A summary of the process of cell division - in plasticine!
SciCast goes claymation!
This film was made — obviously — using plasticine, fashioned by the three film-makers (and anybody else who walked in the door on the day and stayed for more than three seconds) into lovely cell diagrams, and lots and lots (and lots) of letters.
The result is clear, simple, and has a very particular character. Lovely. How better to summarise the process of cell division than in modeling clay?
I love this film. It was a brave thing to try, in that stop-motion animation can take an age to shoot, and the bunch making this had barely a day. But even then they’ve not gone the simplest route. The way the captions animate on and off is quirky and rather stylish, when it would have been quicker (but oh-so-dull) to do something simpler.
We worked a little on the lighting — cameras tend to flatten things somewhat, and putting some coloured angle-poise lamps low-down against the floor helped give the plasticine sausages a bit of shape.
If I’m being really really picky — and I’m a TV producer, so that’s my job — the narration is good and clear and straightforward, but it’s a bit of a plain read. With a little more enthusiasm in the delivery the film would be even more watchable. Hard to do, though, and in this case it’s better to be clear than cheesy.
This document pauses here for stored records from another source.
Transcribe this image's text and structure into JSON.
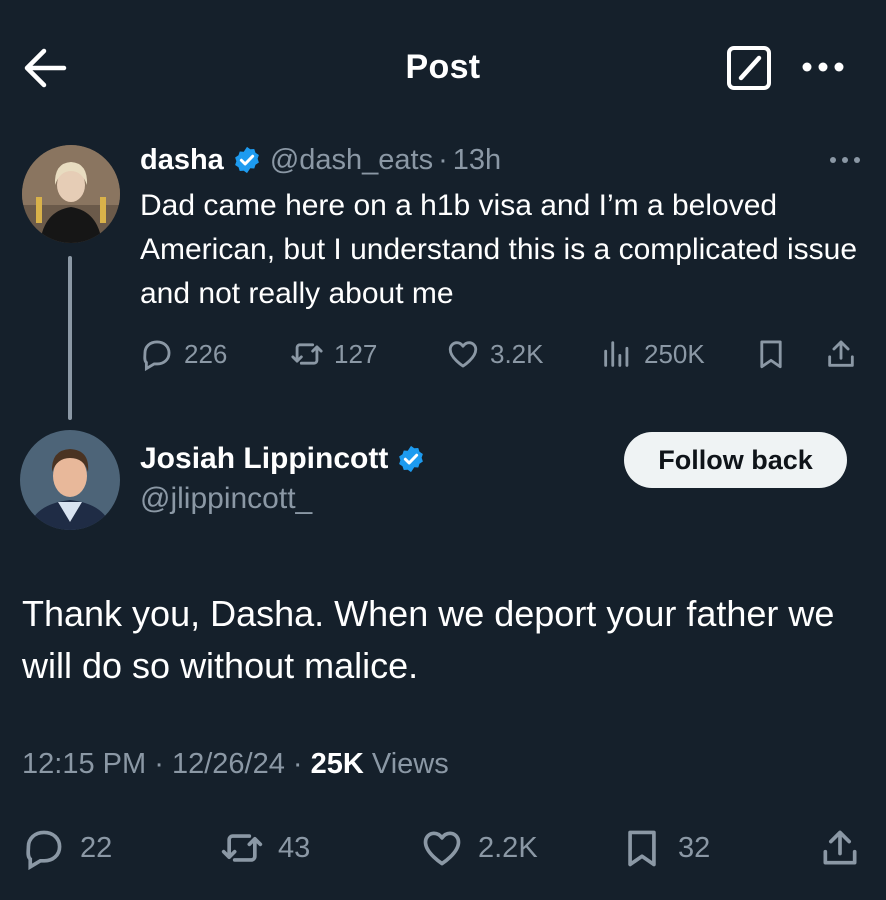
{
  "header": {
    "title": "Post",
    "back_icon": "arrow-left-icon",
    "compose_icon": "compose-icon",
    "more_icon": "more-icon"
  },
  "parent_tweet": {
    "display_name": "dasha",
    "handle": "@dash_eats",
    "separator": "·",
    "time": "13h",
    "text": "Dad came here on a h1b visa and I’m a beloved American, but I understand this is a complicated issue and not really about me",
    "stats": {
      "replies": "226",
      "reposts": "127",
      "likes": "3.2K",
      "views": "250K"
    }
  },
  "main_tweet": {
    "display_name": "Josiah Lippincott",
    "handle": "@jlippincott_",
    "follow_label": "Follow back",
    "text": "Thank you, Dasha. When we deport your father we will do so without malice.",
    "time": "12:15 PM",
    "date": "12/26/24",
    "separator": "·",
    "views_count": "25K",
    "views_label": "Views",
    "stats": {
      "replies": "22",
      "reposts": "43",
      "likes": "2.2K",
      "bookmarks": "32"
    }
  },
  "colors": {
    "background": "#15202b",
    "secondary_text": "#8b98a5",
    "verified": "#1d9bf0",
    "button_bg": "#eff3f4"
  }
}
I’ve written up some Film SChool notes about different types of animation.